- **WHAT YOU HAVE TO DO**:
Every single entry must be reproduced precisely.
___
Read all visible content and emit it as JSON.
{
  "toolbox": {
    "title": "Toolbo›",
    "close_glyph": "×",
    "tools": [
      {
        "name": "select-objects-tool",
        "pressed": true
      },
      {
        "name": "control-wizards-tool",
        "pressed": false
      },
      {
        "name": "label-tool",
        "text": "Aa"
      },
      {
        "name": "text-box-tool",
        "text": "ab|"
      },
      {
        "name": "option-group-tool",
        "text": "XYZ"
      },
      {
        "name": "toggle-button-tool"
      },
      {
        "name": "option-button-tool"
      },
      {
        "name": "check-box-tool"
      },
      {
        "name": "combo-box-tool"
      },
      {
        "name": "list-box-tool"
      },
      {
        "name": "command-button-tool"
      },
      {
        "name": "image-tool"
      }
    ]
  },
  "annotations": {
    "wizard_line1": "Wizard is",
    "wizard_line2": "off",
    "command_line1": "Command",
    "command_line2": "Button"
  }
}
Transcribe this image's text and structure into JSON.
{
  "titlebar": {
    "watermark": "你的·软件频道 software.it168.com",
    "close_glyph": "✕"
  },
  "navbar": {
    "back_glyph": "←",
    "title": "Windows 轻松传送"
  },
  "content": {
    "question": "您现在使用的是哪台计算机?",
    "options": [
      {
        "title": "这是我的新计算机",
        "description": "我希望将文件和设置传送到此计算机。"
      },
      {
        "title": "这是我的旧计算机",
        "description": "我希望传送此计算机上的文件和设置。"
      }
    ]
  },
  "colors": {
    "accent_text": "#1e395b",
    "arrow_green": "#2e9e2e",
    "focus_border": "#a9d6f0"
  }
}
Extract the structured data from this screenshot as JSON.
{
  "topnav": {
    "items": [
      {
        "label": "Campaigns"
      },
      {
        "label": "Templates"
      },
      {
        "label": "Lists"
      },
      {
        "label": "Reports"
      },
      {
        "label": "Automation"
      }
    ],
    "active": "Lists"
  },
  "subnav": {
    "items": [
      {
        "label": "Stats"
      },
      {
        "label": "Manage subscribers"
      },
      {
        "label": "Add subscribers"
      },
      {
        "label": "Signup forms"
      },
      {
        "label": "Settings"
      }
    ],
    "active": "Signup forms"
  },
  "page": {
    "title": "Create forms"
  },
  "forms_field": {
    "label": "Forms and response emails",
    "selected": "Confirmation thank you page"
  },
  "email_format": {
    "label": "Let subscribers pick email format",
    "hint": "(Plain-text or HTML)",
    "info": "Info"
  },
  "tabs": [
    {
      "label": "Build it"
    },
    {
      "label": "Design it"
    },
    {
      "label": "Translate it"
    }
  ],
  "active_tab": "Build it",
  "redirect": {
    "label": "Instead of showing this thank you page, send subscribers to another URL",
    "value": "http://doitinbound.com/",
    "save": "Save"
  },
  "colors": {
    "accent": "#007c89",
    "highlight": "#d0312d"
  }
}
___
- **EXERCISE OUTPUT**:
Read all visible content and emit it as JSON.
{
  "toolbox": {
    "title": "Toolbo›",
    "close_glyph": "×",
    "tools": [
      {
        "name": "select-objects-tool",
        "pressed": true
      },
      {
        "name": "control-wizards-tool",
        "pressed": false
      },
      {
        "name": "label-tool",
        "text": "Aa"
      },
      {
        "name": "text-box-tool",
        "text": "ab|"
      },
      {
        "name": "option-group-tool",
        "text": "XYZ"
      },
      {
        "name": "toggle-button-tool"
      },
      {
        "name": "option-button-tool"
      },
      {
        "name": "check-box-tool"
      },
      {
        "name": "combo-box-tool"
      },
      {
        "name": "list-box-tool"
      },
      {
        "name": "command-button-tool"
      },
      {
        "name": "image-tool"
      }
    ]
  },
  "annotations": {
    "wizard_line1": "Wizard is",
    "wizard_line2": "off",
    "command_line1": "Command",
    "command_line2": "Button"
  }
}
Transcribe this image's text and structure into JSON.
{
  "titlebar": {
    "watermark": "你的·软件频道 software.it168.com",
    "close_glyph": "✕"
  },
  "navbar": {
    "back_glyph": "←",
    "title": "Windows 轻松传送"
  },
  "content": {
    "question": "您现在使用的是哪台计算机?",
    "options": [
      {
        "title": "这是我的新计算机",
        "description": "我希望将文件和设置传送到此计算机。"
      },
      {
        "title": "这是我的旧计算机",
        "description": "我希望传送此计算机上的文件和设置。"
      }
    ]
  },
  "colors": {
    "accent_text": "#1e395b",
    "arrow_green": "#2e9e2e",
    "focus_border": "#a9d6f0"
  }
}
Extract the structured data from this screenshot as JSON.
{
  "topnav": {
    "items": [
      {
        "label": "Campaigns"
      },
      {
        "label": "Templates"
      },
      {
        "label": "Lists"
      },
      {
        "label": "Reports"
      },
      {
        "label": "Automation"
      }
    ],
    "active": "Lists"
  },
  "subnav": {
    "items": [
      {
        "label": "Stats"
      },
      {
        "label": "Manage subscribers"
      },
      {
        "label": "Add subscribers"
      },
      {
        "label": "Signup forms"
      },
      {
        "label": "Settings"
      }
    ],
    "active": "Signup forms"
  },
  "page": {
    "title": "Create forms"
  },
  "forms_field": {
    "label": "Forms and response emails",
    "selected": "Confirmation thank you page"
  },
  "email_format": {
    "label": "Let subscribers pick email format",
    "hint": "(Plain-text or HTML)",
    "info": "Info"
  },
  "tabs": [
    {
      "label": "Build it"
    },
    {
      "label": "Design it"
    },
    {
      "label": "Translate it"
    }
  ],
  "active_tab": "Build it",
  "redirect": {
    "label": "Instead of showing this thank you page, send subscribers to another URL",
    "value": "http://doitinbound.com/",
    "save": "Save"
  },
  "colors": {
    "accent": "#007c89",
    "highlight": "#d0312d"
  }
}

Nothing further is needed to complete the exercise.